Source records:

=-=-=-=-=

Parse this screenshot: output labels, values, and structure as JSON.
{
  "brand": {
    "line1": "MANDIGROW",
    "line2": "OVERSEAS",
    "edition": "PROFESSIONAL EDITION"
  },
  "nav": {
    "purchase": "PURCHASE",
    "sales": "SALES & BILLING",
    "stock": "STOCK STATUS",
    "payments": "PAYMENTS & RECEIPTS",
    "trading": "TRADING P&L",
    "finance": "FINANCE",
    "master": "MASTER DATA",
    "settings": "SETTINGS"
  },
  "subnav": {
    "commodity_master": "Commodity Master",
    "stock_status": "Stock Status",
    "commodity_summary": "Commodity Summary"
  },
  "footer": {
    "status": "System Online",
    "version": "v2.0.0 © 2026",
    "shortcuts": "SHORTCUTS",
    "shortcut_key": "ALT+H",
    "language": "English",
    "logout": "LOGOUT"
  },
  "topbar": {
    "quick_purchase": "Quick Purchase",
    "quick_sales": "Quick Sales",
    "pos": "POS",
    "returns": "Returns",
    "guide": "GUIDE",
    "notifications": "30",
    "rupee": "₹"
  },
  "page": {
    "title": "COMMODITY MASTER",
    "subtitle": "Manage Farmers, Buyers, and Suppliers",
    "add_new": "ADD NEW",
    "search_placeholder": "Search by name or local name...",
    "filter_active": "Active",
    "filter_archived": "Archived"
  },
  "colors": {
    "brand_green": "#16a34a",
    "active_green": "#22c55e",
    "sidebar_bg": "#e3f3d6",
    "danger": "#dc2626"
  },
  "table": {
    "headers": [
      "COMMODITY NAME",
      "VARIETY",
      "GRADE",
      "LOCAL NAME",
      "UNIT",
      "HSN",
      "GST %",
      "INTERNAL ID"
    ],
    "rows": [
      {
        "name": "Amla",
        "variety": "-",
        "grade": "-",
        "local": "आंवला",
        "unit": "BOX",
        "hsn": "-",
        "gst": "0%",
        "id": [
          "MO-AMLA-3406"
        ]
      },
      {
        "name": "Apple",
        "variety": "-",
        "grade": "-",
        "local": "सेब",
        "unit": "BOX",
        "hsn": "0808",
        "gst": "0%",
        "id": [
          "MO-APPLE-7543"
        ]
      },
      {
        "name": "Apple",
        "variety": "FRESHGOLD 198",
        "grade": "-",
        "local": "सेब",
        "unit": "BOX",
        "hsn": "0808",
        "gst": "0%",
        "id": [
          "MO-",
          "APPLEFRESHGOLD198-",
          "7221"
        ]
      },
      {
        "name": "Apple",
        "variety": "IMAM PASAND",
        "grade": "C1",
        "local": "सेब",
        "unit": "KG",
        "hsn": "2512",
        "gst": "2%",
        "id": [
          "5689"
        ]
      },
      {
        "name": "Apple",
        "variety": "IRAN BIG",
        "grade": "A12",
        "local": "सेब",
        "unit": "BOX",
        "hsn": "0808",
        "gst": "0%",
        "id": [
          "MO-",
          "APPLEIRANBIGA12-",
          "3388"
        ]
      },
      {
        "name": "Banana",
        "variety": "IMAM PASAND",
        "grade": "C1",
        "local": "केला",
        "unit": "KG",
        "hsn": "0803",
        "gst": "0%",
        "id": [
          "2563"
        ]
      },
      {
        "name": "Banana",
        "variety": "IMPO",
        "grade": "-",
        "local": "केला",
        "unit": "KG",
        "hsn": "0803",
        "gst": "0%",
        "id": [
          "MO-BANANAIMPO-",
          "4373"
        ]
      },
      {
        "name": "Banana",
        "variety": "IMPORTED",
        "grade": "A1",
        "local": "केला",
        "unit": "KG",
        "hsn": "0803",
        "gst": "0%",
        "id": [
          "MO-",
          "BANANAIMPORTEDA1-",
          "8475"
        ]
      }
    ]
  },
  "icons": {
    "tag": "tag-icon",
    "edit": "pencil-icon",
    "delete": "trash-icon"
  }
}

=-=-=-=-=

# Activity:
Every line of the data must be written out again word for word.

# The completed task:
Parse this screenshot: output labels, values, and structure as JSON.
{
  "brand": {
    "line1": "MANDIGROW",
    "line2": "OVERSEAS",
    "edition": "PROFESSIONAL EDITION"
  },
  "nav": {
    "purchase": "PURCHASE",
    "sales": "SALES & BILLING",
    "stock": "STOCK STATUS",
    "payments": "PAYMENTS & RECEIPTS",
    "trading": "TRADING P&L",
    "finance": "FINANCE",
    "master": "MASTER DATA",
    "settings": "SETTINGS"
  },
  "subnav": {
    "commodity_master": "Commodity Master",
    "stock_status": "Stock Status",
    "commodity_summary": "Commodity Summary"
  },
  "footer": {
    "status": "System Online",
    "version": "v2.0.0 © 2026",
    "shortcuts": "SHORTCUTS",
    "shortcut_key": "ALT+H",
    "language": "English",
    "logout": "LOGOUT"
  },
  "topbar": {
    "quick_purchase": "Quick Purchase",
    "quick_sales": "Quick Sales",
    "pos": "POS",
    "returns": "Returns",
    "guide": "GUIDE",
    "notifications": "30",
    "rupee": "₹"
  },
  "page": {
    "title": "COMMODITY MASTER",
    "subtitle": "Manage Farmers, Buyers, and Suppliers",
    "add_new": "ADD NEW",
    "search_placeholder": "Search by name or local name...",
    "filter_active": "Active",
    "filter_archived": "Archived"
  },
  "colors": {
    "brand_green": "#16a34a",
    "active_green": "#22c55e",
    "sidebar_bg": "#e3f3d6",
    "danger": "#dc2626"
  },
  "table": {
    "headers": [
      "COMMODITY NAME",
      "VARIETY",
      "GRADE",
      "LOCAL NAME",
      "UNIT",
      "HSN",
      "GST %",
      "INTERNAL ID"
    ],
    "rows": [
      {
        "name": "Amla",
        "variety": "-",
        "grade": "-",
        "local": "आंवला",
        "unit": "BOX",
        "hsn": "-",
        "gst": "0%",
        "id": [
          "MO-AMLA-3406"
        ]
      },
      {
        "name": "Apple",
        "variety": "-",
        "grade": "-",
        "local": "सेब",
        "unit": "BOX",
        "hsn": "0808",
        "gst": "0%",
        "id": [
          "MO-APPLE-7543"
        ]
      },
      {
        "name": "Apple",
        "variety": "FRESHGOLD 198",
        "grade": "-",
        "local": "सेब",
        "unit": "BOX",
        "hsn": "0808",
        "gst": "0%",
        "id": [
          "MO-",
          "APPLEFRESHGOLD198-",
          "7221"
        ]
      },
      {
        "name": "Apple",
        "variety": "IMAM PASAND",
        "grade": "C1",
        "local": "सेब",
        "unit": "KG",
        "hsn": "2512",
        "gst": "2%",
        "id": [
          "5689"
        ]
      },
      {
        "name": "Apple",
        "variety": "IRAN BIG",
        "grade": "A12",
        "local": "सेब",
        "unit": "BOX",
        "hsn": "0808",
        "gst": "0%",
        "id": [
          "MO-",
          "APPLEIRANBIGA12-",
          "3388"
        ]
      },
      {
        "name": "Banana",
        "variety": "IMAM PASAND",
        "grade": "C1",
        "local": "केला",
        "unit": "KG",
        "hsn": "0803",
        "gst": "0%",
        "id": [
          "2563"
        ]
      },
      {
        "name": "Banana",
        "variety": "IMPO",
        "grade": "-",
        "local": "केला",
        "unit": "KG",
        "hsn": "0803",
        "gst": "0%",
        "id": [
          "MO-BANANAIMPO-",
          "4373"
        ]
      },
      {
        "name": "Banana",
        "variety": "IMPORTED",
        "grade": "A1",
        "local": "केला",
        "unit": "KG",
        "hsn": "0803",
        "gst": "0%",
        "id": [
          "MO-",
          "BANANAIMPORTEDA1-",
          "8475"
        ]
      }
    ]
  },
  "icons": {
    "tag": "tag-icon",
    "edit": "pencil-icon",
    "delete": "trash-icon"
  }
}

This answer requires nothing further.